Records provided.
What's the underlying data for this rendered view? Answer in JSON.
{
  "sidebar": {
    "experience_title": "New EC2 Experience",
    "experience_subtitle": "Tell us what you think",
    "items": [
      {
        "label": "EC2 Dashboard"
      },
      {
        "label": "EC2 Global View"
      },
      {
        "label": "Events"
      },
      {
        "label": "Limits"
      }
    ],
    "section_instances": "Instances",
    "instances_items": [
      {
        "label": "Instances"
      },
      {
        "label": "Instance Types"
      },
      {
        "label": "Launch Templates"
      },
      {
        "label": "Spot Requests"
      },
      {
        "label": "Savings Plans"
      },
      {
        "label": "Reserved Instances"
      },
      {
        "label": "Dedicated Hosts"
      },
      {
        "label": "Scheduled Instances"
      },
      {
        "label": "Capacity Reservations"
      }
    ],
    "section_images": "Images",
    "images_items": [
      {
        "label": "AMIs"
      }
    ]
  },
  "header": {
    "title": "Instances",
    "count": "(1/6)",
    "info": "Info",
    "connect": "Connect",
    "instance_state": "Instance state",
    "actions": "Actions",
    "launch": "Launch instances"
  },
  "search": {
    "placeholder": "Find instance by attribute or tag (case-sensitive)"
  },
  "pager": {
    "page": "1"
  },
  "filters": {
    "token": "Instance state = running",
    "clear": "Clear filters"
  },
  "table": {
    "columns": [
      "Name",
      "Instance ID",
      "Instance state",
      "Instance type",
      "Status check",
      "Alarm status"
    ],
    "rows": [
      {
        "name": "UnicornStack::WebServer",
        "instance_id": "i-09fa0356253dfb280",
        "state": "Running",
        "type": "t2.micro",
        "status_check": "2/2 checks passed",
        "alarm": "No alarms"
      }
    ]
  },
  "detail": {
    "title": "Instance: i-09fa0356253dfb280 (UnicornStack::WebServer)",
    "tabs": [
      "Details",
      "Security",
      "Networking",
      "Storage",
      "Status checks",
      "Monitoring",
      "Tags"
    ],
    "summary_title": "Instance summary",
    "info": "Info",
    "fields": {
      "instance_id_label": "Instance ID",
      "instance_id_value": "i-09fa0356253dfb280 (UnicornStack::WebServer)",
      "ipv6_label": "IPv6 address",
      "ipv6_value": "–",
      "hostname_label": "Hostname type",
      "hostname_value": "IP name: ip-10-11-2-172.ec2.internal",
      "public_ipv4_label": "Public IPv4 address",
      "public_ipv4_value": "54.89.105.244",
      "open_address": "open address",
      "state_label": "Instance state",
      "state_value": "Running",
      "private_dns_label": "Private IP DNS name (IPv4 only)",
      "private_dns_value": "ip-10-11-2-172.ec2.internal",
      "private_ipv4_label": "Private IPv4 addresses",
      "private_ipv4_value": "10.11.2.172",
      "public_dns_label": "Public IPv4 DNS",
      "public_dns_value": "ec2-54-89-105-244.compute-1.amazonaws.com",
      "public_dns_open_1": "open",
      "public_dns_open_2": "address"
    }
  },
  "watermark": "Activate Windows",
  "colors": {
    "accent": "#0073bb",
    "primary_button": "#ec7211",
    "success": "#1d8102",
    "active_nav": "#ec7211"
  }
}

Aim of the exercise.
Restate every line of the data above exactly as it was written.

Task output.
What's the underlying data for this rendered view? Answer in JSON.
{
  "sidebar": {
    "experience_title": "New EC2 Experience",
    "experience_subtitle": "Tell us what you think",
    "items": [
      {
        "label": "EC2 Dashboard"
      },
      {
        "label": "EC2 Global View"
      },
      {
        "label": "Events"
      },
      {
        "label": "Limits"
      }
    ],
    "section_instances": "Instances",
    "instances_items": [
      {
        "label": "Instances"
      },
      {
        "label": "Instance Types"
      },
      {
        "label": "Launch Templates"
      },
      {
        "label": "Spot Requests"
      },
      {
        "label": "Savings Plans"
      },
      {
        "label": "Reserved Instances"
      },
      {
        "label": "Dedicated Hosts"
      },
      {
        "label": "Scheduled Instances"
      },
      {
        "label": "Capacity Reservations"
      }
    ],
    "section_images": "Images",
    "images_items": [
      {
        "label": "AMIs"
      }
    ]
  },
  "header": {
    "title": "Instances",
    "count": "(1/6)",
    "info": "Info",
    "connect": "Connect",
    "instance_state": "Instance state",
    "actions": "Actions",
    "launch": "Launch instances"
  },
  "search": {
    "placeholder": "Find instance by attribute or tag (case-sensitive)"
  },
  "pager": {
    "page": "1"
  },
  "filters": {
    "token": "Instance state = running",
    "clear": "Clear filters"
  },
  "table": {
    "columns": [
      "Name",
      "Instance ID",
      "Instance state",
      "Instance type",
      "Status check",
      "Alarm status"
    ],
    "rows": [
      {
        "name": "UnicornStack::WebServer",
        "instance_id": "i-09fa0356253dfb280",
        "state": "Running",
        "type": "t2.micro",
        "status_check": "2/2 checks passed",
        "alarm": "No alarms"
      }
    ]
  },
  "detail": {
    "title": "Instance: i-09fa0356253dfb280 (UnicornStack::WebServer)",
    "tabs": [
      "Details",
      "Security",
      "Networking",
      "Storage",
      "Status checks",
      "Monitoring",
      "Tags"
    ],
    "summary_title": "Instance summary",
    "info": "Info",
    "fields": {
      "instance_id_label": "Instance ID",
      "instance_id_value": "i-09fa0356253dfb280 (UnicornStack::WebServer)",
      "ipv6_label": "IPv6 address",
      "ipv6_value": "–",
      "hostname_label": "Hostname type",
      "hostname_value": "IP name: ip-10-11-2-172.ec2.internal",
      "public_ipv4_label": "Public IPv4 address",
      "public_ipv4_value": "54.89.105.244",
      "open_address": "open address",
      "state_label": "Instance state",
      "state_value": "Running",
      "private_dns_label": "Private IP DNS name (IPv4 only)",
      "private_dns_value": "ip-10-11-2-172.ec2.internal",
      "private_ipv4_label": "Private IPv4 addresses",
      "private_ipv4_value": "10.11.2.172",
      "public_dns_label": "Public IPv4 DNS",
      "public_dns_value": "ec2-54-89-105-244.compute-1.amazonaws.com",
      "public_dns_open_1": "open",
      "public_dns_open_2": "address"
    }
  },
  "watermark": "Activate Windows",
  "colors": {
    "accent": "#0073bb",
    "primary_button": "#ec7211",
    "success": "#1d8102",
    "active_nav": "#ec7211"
  }
}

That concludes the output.